I visited Alto last week for Restaurant Week as it was one of the restaurants I had to visit (the other two were Aureole and Mr. Chow. I did pretty good this Restaurant Week I’d say). Alto his one of Michael White‘s three New York Italian restaurants (the other two are Marea & Convivo) and all 3 have at least one Michelin Star. Alto is tucked away, hidden by the Thomas Pink store at 11 East 53rd Street so don’t worry if you don’t find the restaurant at first. A small bar and coat check are at the front of the restaurant and down the stairs are the dining rooms. The first section of seating isn’t as attractive nor as elegant looking as the seating area towards the back over looking the wall length wine cases. But none the less the design is clean and sophisticated no matter where you sit. The service is very cordial and responsible about food allergies, as a restaurant of Alto’s caliber should be. Bread is offered on a large tray with multiple options just in case you didn’t like the first type you chose before your appetizer. Since I got the Restaurant Week menu my 3 course lunch was only $24.10 as opposed to a 2 course lunch at Alto being $36. I had the Crudo as an appetizer, the Vitello (braised veal cheek) as an entree and since all the desserts had nuts on the Restaurant Week menu I had to go with sorbet. The Crudo while no larger than the size of a half dollar, was very good. The blood orange paired with the fluke perfectly and it was a good way to open up your palate for the rest of the meal. The Braised Veal Cheek was, first off a much larger portion thankfully, fantastic. The veal was moist and what Alto calls a “Tuscan Farotto”, essentially a large grain in a broth, went with the veal wonderfully to make for a great dish. The sorbet, while not a big deal, was adequate and quite frankly “it was what it was”. I was served a scoop of Pineapple, Grapefruit and another flavor which I can not recall unfortunately.

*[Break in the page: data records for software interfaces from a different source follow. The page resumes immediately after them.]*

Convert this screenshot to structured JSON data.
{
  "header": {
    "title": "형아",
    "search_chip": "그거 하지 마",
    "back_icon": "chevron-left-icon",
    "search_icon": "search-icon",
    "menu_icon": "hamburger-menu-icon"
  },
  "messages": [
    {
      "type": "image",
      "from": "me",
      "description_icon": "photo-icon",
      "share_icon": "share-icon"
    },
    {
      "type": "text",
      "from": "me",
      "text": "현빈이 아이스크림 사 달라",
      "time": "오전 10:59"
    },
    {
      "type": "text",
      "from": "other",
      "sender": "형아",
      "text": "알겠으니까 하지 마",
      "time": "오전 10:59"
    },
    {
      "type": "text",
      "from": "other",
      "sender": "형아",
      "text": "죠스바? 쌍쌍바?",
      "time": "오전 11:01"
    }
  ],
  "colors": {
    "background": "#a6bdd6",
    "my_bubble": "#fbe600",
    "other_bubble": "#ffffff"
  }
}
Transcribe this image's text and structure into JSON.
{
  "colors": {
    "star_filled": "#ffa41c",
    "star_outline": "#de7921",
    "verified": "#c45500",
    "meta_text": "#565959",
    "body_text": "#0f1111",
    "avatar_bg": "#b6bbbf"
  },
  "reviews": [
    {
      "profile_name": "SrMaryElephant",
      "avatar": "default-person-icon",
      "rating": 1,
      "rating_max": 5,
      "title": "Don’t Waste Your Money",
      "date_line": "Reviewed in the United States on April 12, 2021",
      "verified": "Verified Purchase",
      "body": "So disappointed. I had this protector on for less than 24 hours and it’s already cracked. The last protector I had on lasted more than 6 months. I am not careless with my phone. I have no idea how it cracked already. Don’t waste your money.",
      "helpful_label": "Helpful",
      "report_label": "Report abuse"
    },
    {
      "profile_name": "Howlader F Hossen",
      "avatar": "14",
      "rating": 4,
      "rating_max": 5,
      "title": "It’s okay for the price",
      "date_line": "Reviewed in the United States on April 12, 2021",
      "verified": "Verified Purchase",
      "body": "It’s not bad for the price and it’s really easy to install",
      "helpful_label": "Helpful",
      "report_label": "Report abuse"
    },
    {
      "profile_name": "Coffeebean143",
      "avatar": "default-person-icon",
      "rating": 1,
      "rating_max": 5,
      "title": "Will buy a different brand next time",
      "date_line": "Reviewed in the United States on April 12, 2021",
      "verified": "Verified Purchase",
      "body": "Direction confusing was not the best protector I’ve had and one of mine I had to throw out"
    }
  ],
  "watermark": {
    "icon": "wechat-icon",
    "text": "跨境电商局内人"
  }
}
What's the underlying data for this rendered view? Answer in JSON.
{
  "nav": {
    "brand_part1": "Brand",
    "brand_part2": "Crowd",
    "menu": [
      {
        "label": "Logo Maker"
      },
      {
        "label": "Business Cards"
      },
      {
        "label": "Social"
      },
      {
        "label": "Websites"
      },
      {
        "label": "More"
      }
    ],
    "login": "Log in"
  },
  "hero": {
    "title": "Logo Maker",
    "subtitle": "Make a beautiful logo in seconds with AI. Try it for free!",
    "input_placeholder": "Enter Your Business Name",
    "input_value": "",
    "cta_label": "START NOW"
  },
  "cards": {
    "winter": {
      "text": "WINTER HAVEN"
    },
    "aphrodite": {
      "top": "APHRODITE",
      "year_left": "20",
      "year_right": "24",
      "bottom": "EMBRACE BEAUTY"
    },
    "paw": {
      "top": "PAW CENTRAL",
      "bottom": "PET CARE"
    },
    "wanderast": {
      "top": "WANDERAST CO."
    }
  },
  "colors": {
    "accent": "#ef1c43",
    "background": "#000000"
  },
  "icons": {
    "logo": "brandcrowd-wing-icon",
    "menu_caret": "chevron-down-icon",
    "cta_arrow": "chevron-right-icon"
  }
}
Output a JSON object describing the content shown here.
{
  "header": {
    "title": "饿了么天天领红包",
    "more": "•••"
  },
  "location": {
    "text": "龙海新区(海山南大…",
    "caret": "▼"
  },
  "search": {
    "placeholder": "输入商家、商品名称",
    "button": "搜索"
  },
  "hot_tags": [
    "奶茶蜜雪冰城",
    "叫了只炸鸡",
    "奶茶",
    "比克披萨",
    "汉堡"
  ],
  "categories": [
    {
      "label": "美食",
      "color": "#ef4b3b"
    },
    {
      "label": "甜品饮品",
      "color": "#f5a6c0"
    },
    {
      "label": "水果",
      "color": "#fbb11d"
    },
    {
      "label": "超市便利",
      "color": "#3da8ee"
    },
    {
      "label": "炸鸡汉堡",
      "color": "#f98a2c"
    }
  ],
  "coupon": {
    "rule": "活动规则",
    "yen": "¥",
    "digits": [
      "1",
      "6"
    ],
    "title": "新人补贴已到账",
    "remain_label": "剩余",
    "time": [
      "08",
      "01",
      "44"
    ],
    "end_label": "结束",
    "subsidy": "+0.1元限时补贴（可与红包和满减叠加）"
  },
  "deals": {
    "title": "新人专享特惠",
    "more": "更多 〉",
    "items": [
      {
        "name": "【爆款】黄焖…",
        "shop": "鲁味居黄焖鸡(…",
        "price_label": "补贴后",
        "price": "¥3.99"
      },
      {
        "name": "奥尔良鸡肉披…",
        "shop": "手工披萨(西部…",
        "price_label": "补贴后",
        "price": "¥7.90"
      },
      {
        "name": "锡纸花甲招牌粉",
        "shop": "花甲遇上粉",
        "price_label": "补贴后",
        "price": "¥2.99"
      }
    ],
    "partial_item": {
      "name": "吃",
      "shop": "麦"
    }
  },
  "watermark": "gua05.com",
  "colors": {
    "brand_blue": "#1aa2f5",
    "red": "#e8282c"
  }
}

Overall my experience at Alto as very good. Though I slightly preferred Marea, Alto is a good option when looking for modern Italian food.